A number of high-profile allegations of sexual harassment and assault have rocked the financial services sector this year.
Hedge fund manager Crispin Odey stepped down from his role as founder of Odey Asset Management in June after allegations against him were published by the Financial Times and Tortoise Media.
The allegations, which Mr Odey denied at the time, date from between 1998 and 2021 and involve 13 women who worked with or had professional dealings with him.
Meanwhile, influential business lobbying group the Confederation of British Industry (CBI) has battled for survival after more than a dozen women came forward with allegations that they were sexually harassed while working for the company. Two women said they were raped by colleagues.

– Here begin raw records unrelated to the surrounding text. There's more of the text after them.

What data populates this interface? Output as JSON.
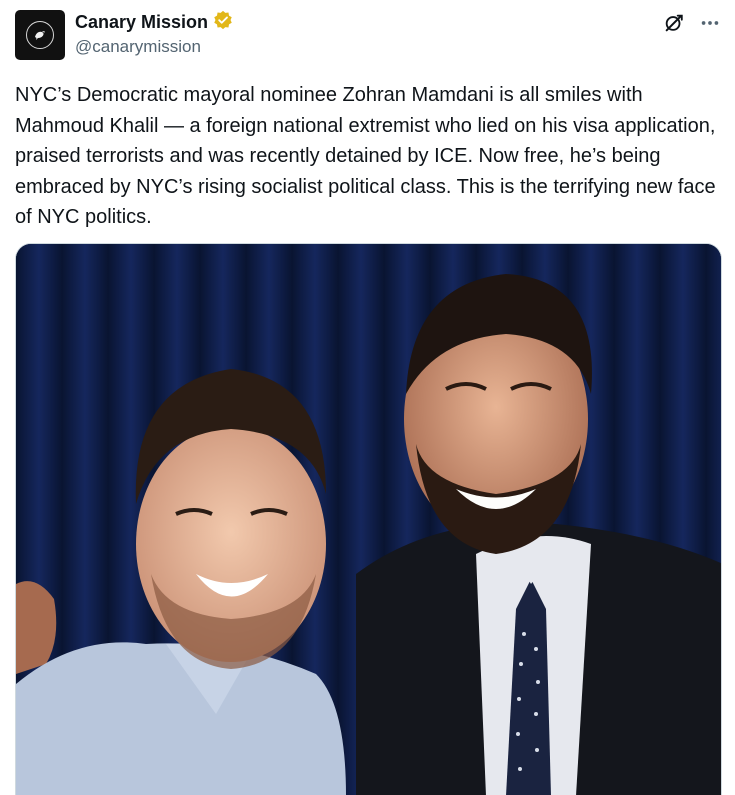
{
  "author": {
    "display_name": "Canary Mission",
    "handle": "@canarymission",
    "verified_badge_color": "#e2b719",
    "avatar_bg": "#111111"
  },
  "icons": {
    "verified": "verified-badge-icon",
    "grok": "grok-icon",
    "more": "more-options-icon"
  },
  "tweet": {
    "text": "NYC’s Democratic mayoral nominee Zohran Mamdani is all smiles with Mahmoud Khalil — a foreign national extremist who lied on his visa application,  praised terrorists and was recently detained by ICE. Now free, he’s being embraced by NYC’s rising socialist political class. This is the terrifying new face of NYC politics."
  },
  "media": {
    "type": "photo",
    "background_color": "#0c1a3d"
  }
}
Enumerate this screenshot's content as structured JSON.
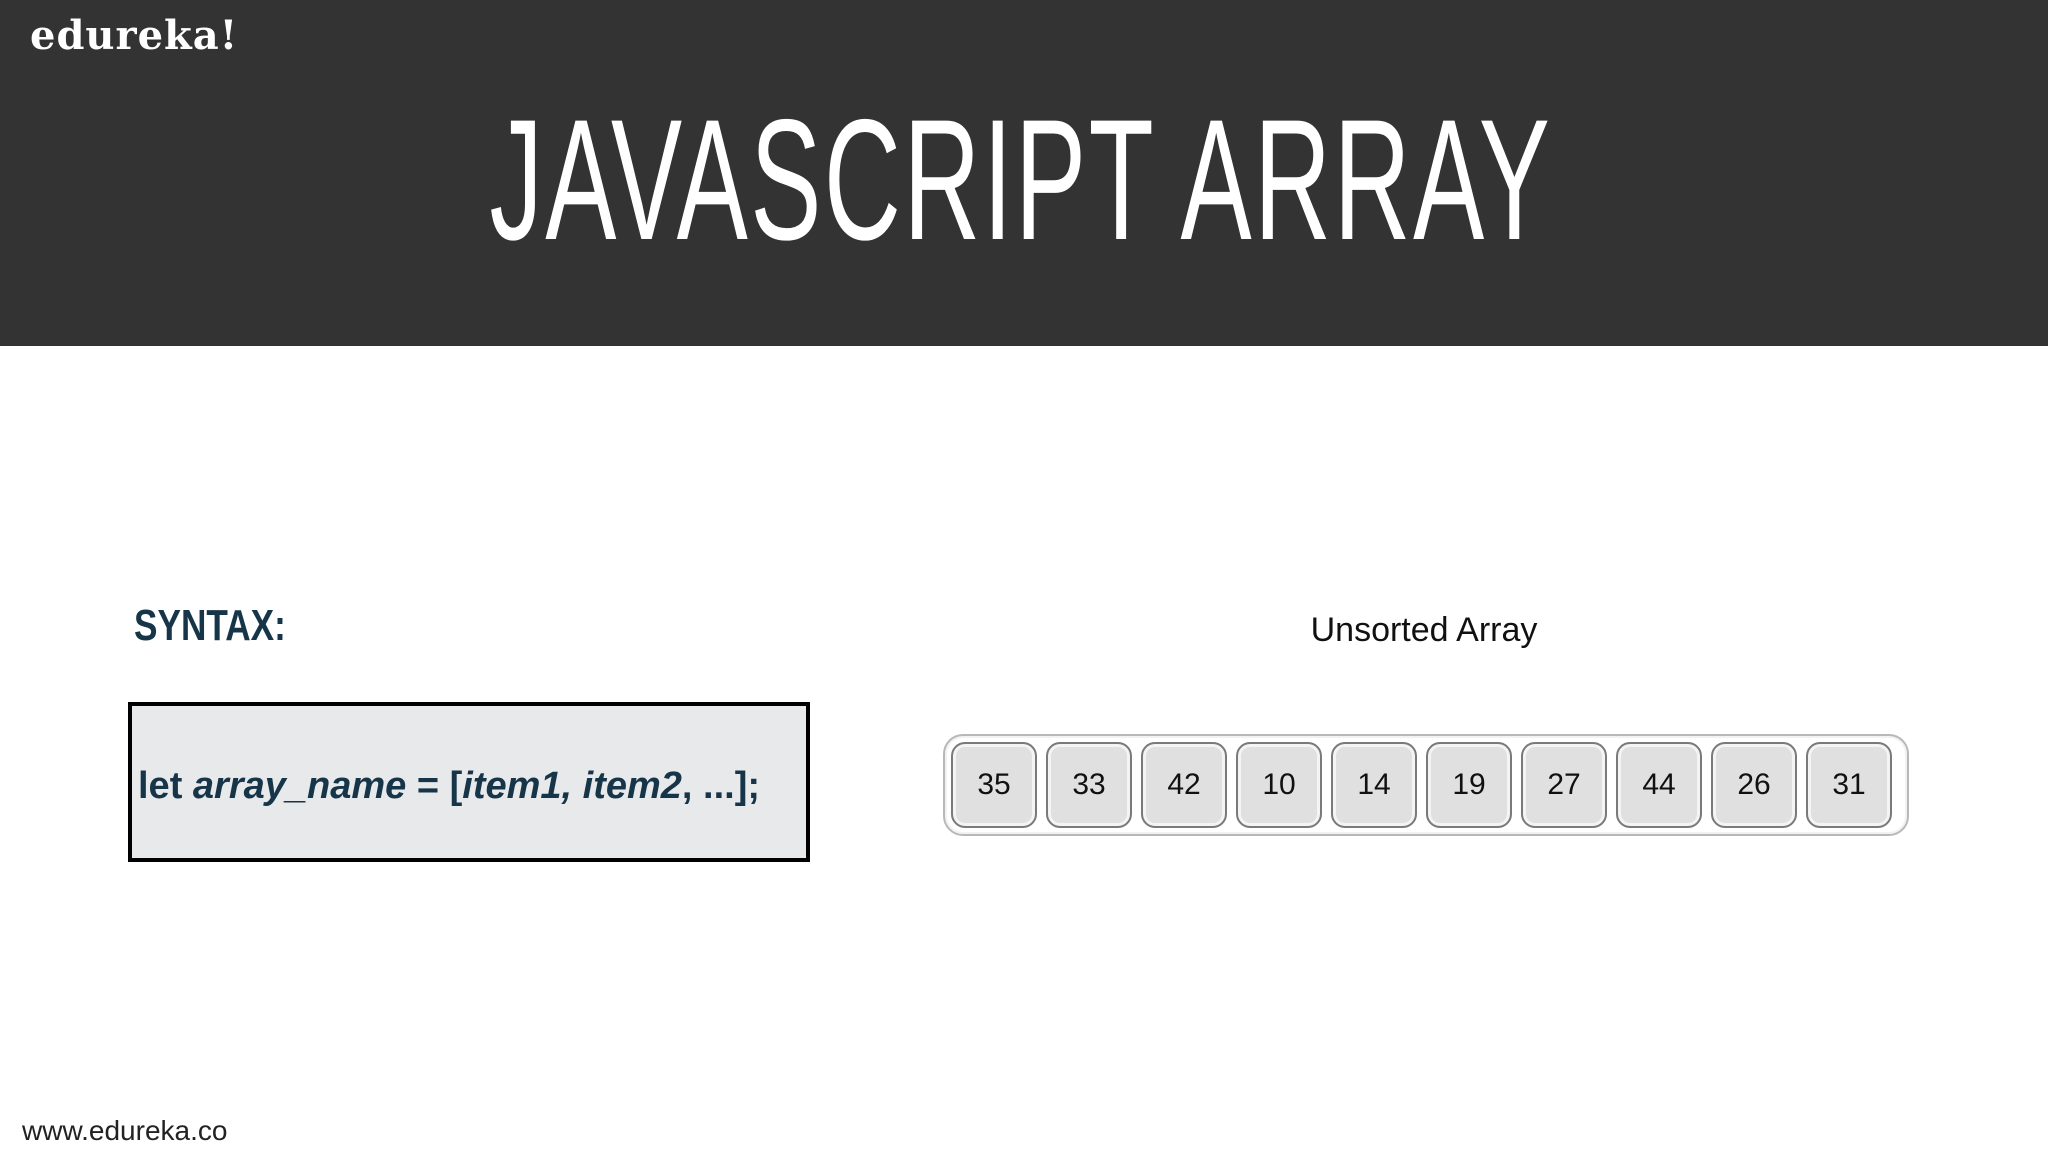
{
  "header": {
    "logo": "edureka!",
    "title": "JAVASCRIPT ARRAY"
  },
  "syntax": {
    "heading": "SYNTAX:",
    "code_prefix": "let ",
    "code_var": "array_name",
    "code_eq": " = [",
    "code_items": "item1, item2",
    "code_suffix": ", ...];"
  },
  "array_figure": {
    "title": "Unsorted Array",
    "values": [
      "35",
      "33",
      "42",
      "10",
      "14",
      "19",
      "27",
      "44",
      "26",
      "31"
    ]
  },
  "footer": {
    "url": "www.edureka.co"
  },
  "colors": {
    "header_bg": "#333333",
    "heading_text": "#173549",
    "code_box_bg": "#e8e9ea"
  }
}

Dame Angela, Labour MP for Wallasey, said during the committee session that “everybody turned a blind eye” to behaviour that was alleged to be happening for 30 years at Odey’s firm and suggested the sector may need stricter regulatory oversight.
She also said she thought a consultation paper produced by the FCA and the Bank of England’s Prudential Regulation Authority (PRA) was “pretty pathetic”.
The regulators last month proposed new measures to clamp down on harassment and bullying by boosting diversity and inclusion, which aim to make it easier for staff members to speak out or challenge behaviour they see at their firm.
They set out the proposals for regulatory change as part of a 12-week consultation.
Fiona Mackenzie, chief executive of The Other Half, said the watchdogs need to set out clearly how they will enforce disciplinary action against perpetrators at financial firms.
“They are probably better placed than advocacy groups because they have real powers to act against firms,” she told the MPs.